[THE DATA — start]
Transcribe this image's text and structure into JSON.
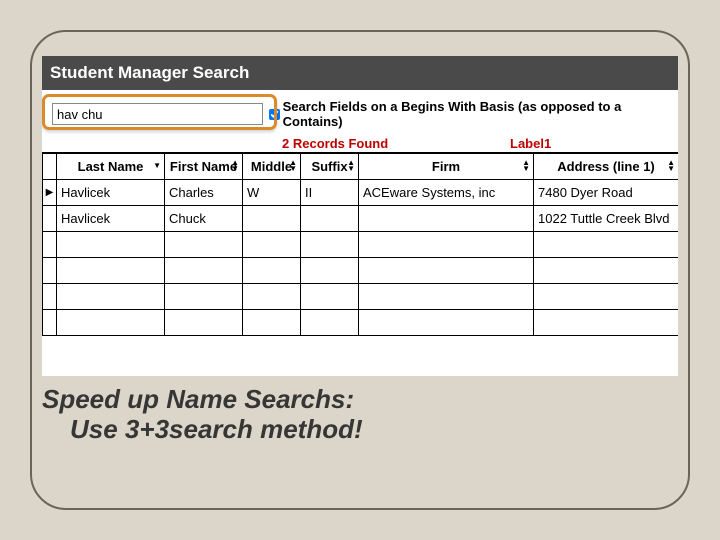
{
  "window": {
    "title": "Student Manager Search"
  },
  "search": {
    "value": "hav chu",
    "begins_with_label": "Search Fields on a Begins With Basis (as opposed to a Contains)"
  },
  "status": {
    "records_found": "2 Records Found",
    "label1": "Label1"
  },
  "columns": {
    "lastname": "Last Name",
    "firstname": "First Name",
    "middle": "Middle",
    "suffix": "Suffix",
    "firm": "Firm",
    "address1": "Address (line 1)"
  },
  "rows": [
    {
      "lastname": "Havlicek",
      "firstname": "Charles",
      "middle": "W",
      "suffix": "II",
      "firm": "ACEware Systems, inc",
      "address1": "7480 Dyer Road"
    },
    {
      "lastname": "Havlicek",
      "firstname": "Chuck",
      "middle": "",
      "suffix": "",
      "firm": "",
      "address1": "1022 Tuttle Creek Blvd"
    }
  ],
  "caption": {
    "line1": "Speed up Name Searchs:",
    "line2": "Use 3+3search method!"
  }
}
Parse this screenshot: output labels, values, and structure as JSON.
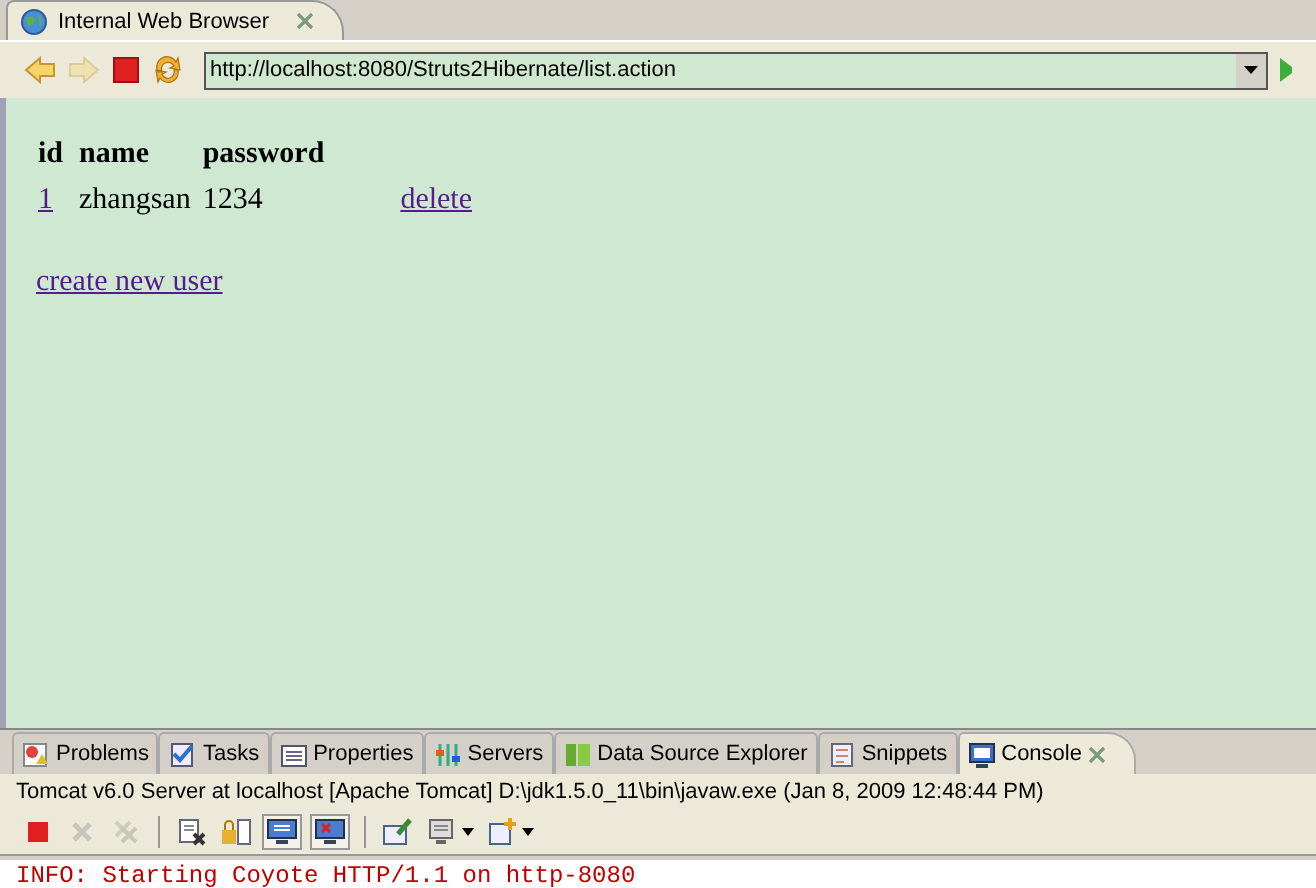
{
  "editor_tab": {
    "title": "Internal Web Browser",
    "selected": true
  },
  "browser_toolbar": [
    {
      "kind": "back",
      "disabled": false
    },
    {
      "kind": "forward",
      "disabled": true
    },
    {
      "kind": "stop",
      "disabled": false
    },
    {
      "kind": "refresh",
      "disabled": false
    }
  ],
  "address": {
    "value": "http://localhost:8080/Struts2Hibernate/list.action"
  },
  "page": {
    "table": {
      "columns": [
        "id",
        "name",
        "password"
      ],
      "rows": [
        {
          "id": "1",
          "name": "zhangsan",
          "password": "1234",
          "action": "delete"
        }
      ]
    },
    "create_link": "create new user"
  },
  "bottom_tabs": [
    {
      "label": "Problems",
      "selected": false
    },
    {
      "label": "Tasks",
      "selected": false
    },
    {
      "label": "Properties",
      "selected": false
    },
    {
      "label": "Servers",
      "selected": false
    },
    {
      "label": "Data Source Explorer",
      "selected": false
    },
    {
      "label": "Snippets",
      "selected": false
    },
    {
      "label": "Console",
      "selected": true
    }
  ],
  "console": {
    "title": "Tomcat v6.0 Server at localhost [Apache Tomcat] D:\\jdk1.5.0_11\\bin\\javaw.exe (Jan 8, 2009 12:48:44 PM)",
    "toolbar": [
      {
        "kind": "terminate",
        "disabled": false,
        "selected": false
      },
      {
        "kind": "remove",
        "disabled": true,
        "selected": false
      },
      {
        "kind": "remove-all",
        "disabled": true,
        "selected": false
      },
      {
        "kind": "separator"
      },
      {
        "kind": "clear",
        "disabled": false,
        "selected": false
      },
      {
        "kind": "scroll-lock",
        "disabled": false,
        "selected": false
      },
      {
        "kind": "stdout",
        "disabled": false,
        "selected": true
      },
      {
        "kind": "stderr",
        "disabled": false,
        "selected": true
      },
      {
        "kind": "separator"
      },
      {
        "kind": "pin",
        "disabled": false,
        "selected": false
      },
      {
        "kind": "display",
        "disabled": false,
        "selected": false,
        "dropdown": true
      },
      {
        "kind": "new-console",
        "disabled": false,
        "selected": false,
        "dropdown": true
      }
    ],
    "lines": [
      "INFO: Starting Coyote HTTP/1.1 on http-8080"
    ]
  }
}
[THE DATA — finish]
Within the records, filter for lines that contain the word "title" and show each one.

◆ ANSWER FOR THIS EXERCISE
    "title": "Student Manager Search"
    "title": "Internal Web Browser",
    "title": "Tomcat v6.0 Server at localhost [Apache Tomcat] D:\\jdk1.5.0_11\\bin\\javaw.exe (Jan 8, 2009 12:48:44 PM)",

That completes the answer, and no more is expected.